SCHOLIX: A Global Framework for Publishing Data Services Linking Publications and Datasets
Through the efforts of the ICSU-WDS and RDA Data Publishing Services Working Group, and a number of key global players in research information, the Scholix global framework was developed to present vision and guidelines for exchanging information about the links between scholarly literature and data, using a common, global approach.
On 20th June 2016, the International Council for Science World Data System (ICSU-WDS) and the Research Data Alliance (RDA) Working Group on Data Publishing Services, and a number of other key global players in research information announced the launch of Scholix (Scholarly Link Exchange) framework.
The Scholix framework consists of a conceptual and information model containing standards, aspirational principles, practical guidelines and options for encoding and exchange protocols to support linking between scholarly publications and related research data.
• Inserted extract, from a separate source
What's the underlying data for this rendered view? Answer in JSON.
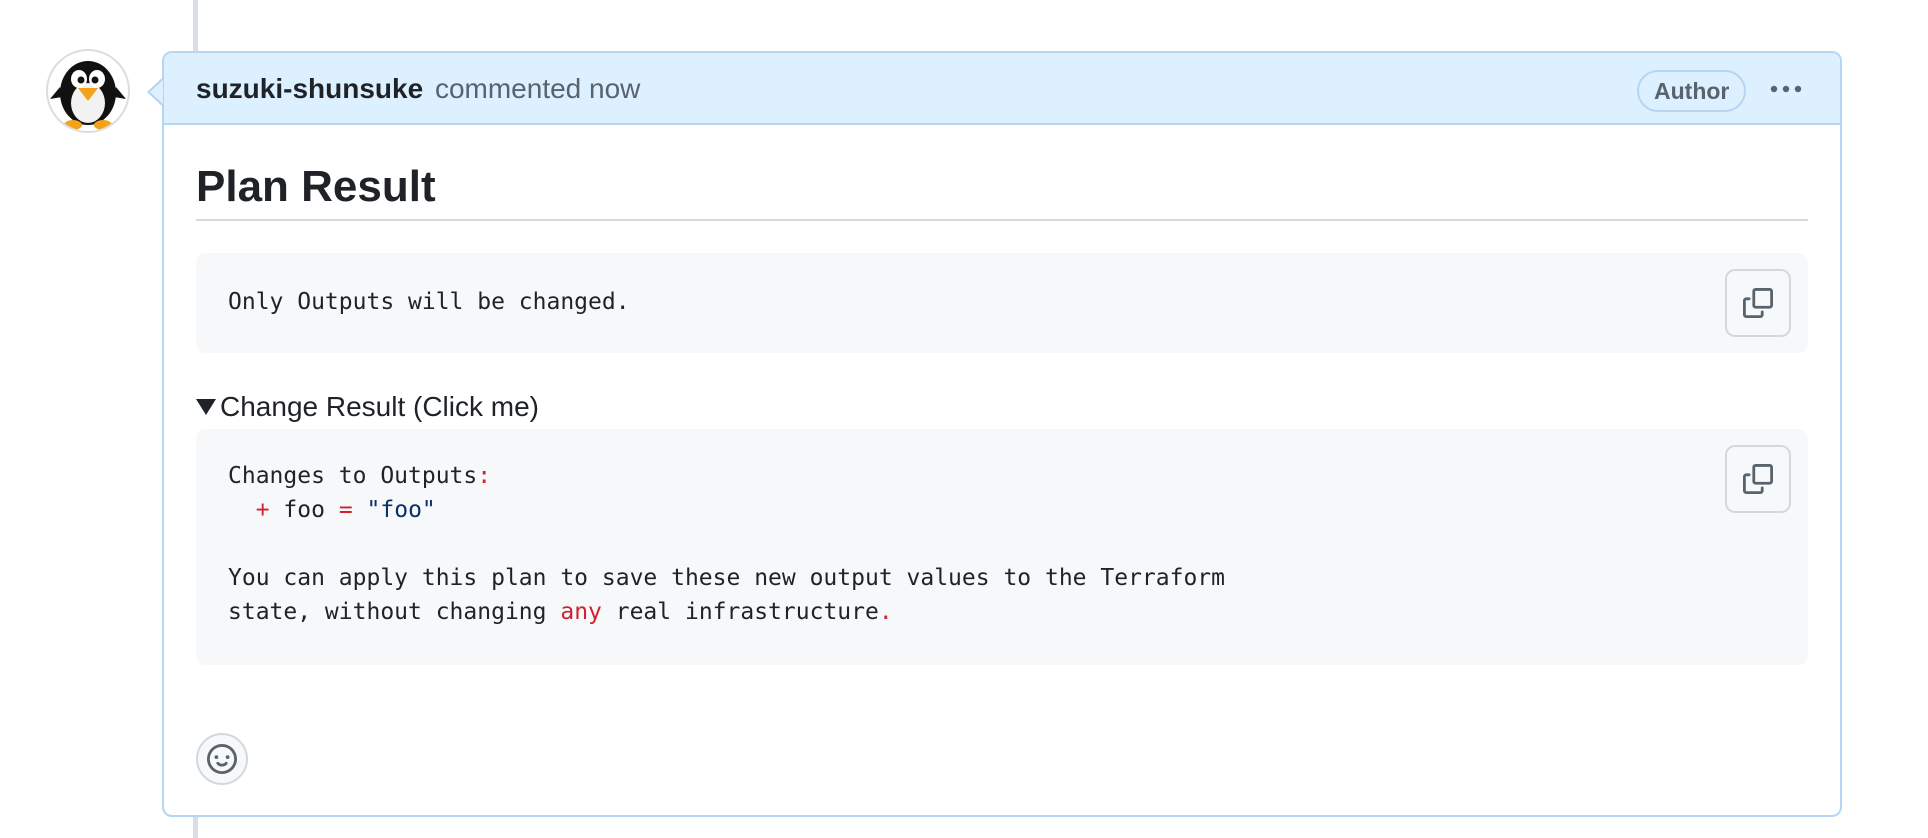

Such a framework aims to:
- increase visibility and discoverability of data and articles,
- make easier their sharing, re-use and reproducibility in different contexts,
- support credit attribution mechanisms thus enhancing transparent evaluation of science.
Data-Literature Interlinking (DLI) Service, DataCite Event Data, Crossref Event Data and Linked Clinical Trials are the first exemplar aggregations and query services fed by the Scholix open information ecosystem.
If you represent a research service with information about data-literature links, you have two options to get involved in Scholix :
Feed your data-literature link information to an existing Scholix hub using your existing community standards.
Become a Scholix hub and share your data-literature link information using the Scholix Guidelines (Interoperability Framework Recommendations). In this case your service will be registered with other Scholix hubs and aggregator service on the Scholix implementors web page.
The hubs agree on an interoperability framework with a common information model and open exchange methods, optimized for exchanging information among the hubs.
You can also help to expand and document the Scholix Guidelines:
The Working Group encourages you to follow proposed best practices and recommends further work be done in identifying appropriate standards and principles applicable for each sub-set of the interoperability framework that should underpin a global data-literature information eco-system.
Such a system emerges as a result of a high level of “few to few” interoperability between the hubs:
(Source: Scholix Guidelines)
based on common information models and negotiated exchange protocols that facilitate the generating, sharing, aggregating and exploitation of the links between research data and the literature.
Over time, Scholix approach could be extended to other types of research objects in and beyond research (e.g. software, tweets, etc).
Might also be of your interest:
E-Infrastructures: Making Europe the best place for research and Innovation – (EC Booklet, June 2016)
Opening and Linking Agricultural Research Data (D-Lib article, 2014)